Spoked B fits Loui Eriksson to a T

BOSTON -- He has played 501 games in the NHL, but Boston Bruins fans hardly know much about newcomer Loui Eriksson.

He arrived in Boston when Bruins general manager Peter Chiarelli completed a megatrade on July 4, sending forwards Tyler Seguin and Rich Peverley to the Dallas Stars in exchange for Eriksson and prospects Matt Fraser, Reilly Smith and Joe Morrow.

It was a solid trade for the Bruins.

Many believe Eriksson is one of the most underrated players in the NHL. He's an effective two-way player, possessing skills at both ends of the ice. After the deal was complete, former Bruins forward P.J. Axelsson texted a few of his former teammates to give his seal of approval for his fellow Swede.

Axelsson even spoke with Eriksson to explain the rich history of the Bruins and the city of Boston.

"He said he loved to play here and it's a great town to play for. He said a lot of good things about Boston," Eriksson said.

When the new all-access "Behind the B" series aired last Monday, cameras were filming when Eriksson first arrived in Boston after the trade. He met with Bruins president Cam Neely and spent some time looking for a place to live and enjoyed the Italian restaurants in Boston's famous North End. Axelsson made sure to pass along all the important information on what it was like to live and play in this city.

"For sure it helps a lot because you can ask him different questions; where he lived and what kind of restaurants he went to. He had a lot of good answers for that, so it's nice to have that," Eriksson said.

As far as introducing himself to Bruins fans on "Behind the B," Eriksson said it was a bit different. He had to get used to it.

"It's good for the fans around here to see all the personalities," he said.

It was a good first glance of the perennial 20-plus goal scorer. His new teammates are well aware of his ability to contribute, and through just two days of on-ice sessions, it's evident Eriksson fits well into the Bruins' system of play.

Once the exhibition games begin, Eriksson will get a real feel for what it's like to play with new linemates Patrice Bergeron and Brad Marchand.

"I think everyone is good in both ends," Eriksson said. "We're quick in transition and everyone can shoot the puck, too. That's something we need to do, shoot the puck a lot and things will happen if we do that."

His style of play has been compared to Bergeron's, and that's something in which Eriksson takes pride.

"Through all my years in Dallas, I tried to focus a lot on playing good defense and after that the offense used to come by itself. It's nice to have that and I always like to play that way, play good at both ends and that's how they want to play here so it's a perfect fit here for me.

"Every team is trying to play good defense. I've seen these guys play and they're really good at it, too. It's nice to come to a team that plays that way."

Like many of the players on the Bruins, Eriksson is versatile. He's a left-handed shot but prefers to play the right side. Bergeron explained recently it will take a little getting used to the fact that he'll be passing a lot to Eriksson's backhand, especially since Seguin was right-handed on the same wing.

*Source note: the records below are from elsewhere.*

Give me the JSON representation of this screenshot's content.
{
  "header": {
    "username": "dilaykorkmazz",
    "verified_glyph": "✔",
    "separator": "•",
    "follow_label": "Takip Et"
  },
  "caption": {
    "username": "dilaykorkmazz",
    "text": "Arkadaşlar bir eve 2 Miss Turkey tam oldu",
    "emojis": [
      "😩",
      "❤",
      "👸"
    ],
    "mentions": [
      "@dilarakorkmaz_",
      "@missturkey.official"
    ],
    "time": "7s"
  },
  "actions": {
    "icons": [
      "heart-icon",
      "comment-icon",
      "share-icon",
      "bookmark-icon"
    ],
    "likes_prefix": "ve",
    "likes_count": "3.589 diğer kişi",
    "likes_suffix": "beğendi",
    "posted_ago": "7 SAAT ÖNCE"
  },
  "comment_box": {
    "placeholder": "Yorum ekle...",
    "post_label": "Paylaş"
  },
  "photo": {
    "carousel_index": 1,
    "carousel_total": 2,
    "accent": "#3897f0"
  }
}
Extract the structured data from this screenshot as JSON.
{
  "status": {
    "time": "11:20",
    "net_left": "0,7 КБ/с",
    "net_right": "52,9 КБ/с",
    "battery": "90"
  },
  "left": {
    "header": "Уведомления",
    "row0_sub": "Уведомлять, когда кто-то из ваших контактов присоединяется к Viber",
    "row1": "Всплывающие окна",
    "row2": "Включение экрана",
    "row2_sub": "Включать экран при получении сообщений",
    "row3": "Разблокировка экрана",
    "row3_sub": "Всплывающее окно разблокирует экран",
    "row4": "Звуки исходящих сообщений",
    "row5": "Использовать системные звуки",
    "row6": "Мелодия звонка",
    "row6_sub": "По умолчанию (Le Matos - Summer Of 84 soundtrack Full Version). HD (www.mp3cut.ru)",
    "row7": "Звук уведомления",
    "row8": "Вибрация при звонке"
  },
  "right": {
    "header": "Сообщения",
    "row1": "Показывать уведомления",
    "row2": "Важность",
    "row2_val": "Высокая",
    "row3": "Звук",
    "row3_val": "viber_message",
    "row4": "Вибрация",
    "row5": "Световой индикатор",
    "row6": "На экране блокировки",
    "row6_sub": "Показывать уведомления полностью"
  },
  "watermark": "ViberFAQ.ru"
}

"I've actually played both [wings] many times. The right side feels like it's a little easier to come in the zone and you get the one-timer a little bit easier when I'm coming in on the right side. It just feels good on that side," Eriksson said.

During his career in Dallas, Eriksson played against the Bruins only four times. He scored once and assisted on three other goals in those games. His new Boston teammates are still getting to know him, but fellow newcomer Jarome Iginla has plenty of playing experience (24 games) against Eriksson when both played in the Western Conference.

"He's a crafty player, a smart player and he finds ways to be effective in pretty much every game you play against him," Iginla said. "He's just a smart, skilled hockey player. It's great to play with him and I'm looking forward to seeing it more and seeing it on a daily basis. Yeah, he's definitely one of the guys you try to shut down when he was with Dallas and you have a hard time doing it."

While in the Dallas organization, Reilly Smith played a combined 40 games for the Stars in the last two seasons, so he also has a solid understand of Eriksson's abilities and how well he'll fit into Boston's system. In fact, Eriksson assisted on Smith's first NHL goal during Dallas' 4-3 win over the Vancouver Canucks on Feb. 15.

"Loui's a great forward," Smith said. "He's so skilled, so talented. He was one of the benchmark players for Dallas, so it was kind of shocking that they gave him up. I was pretty surprised about that. He's a great two-way forward and real easy to get along with. He'll fit into this organization really well."

Like Bergeron, Eriksson is a member of the 2003 draft class. The Stars selected him with their first pick (33rd overall), and Boston picked Bergeron with its second selection (45th overall).

"I know 2003 was a really good year drafting-wise and it's a lot of great players from that year, so it's pretty fun to be drafted in the same year," Eriksson said.

There are similarities between the two. Their style of play will complement each other well. Bruins fans may not know much about Eriksson right now, but it won't take long before they realize just how good he is.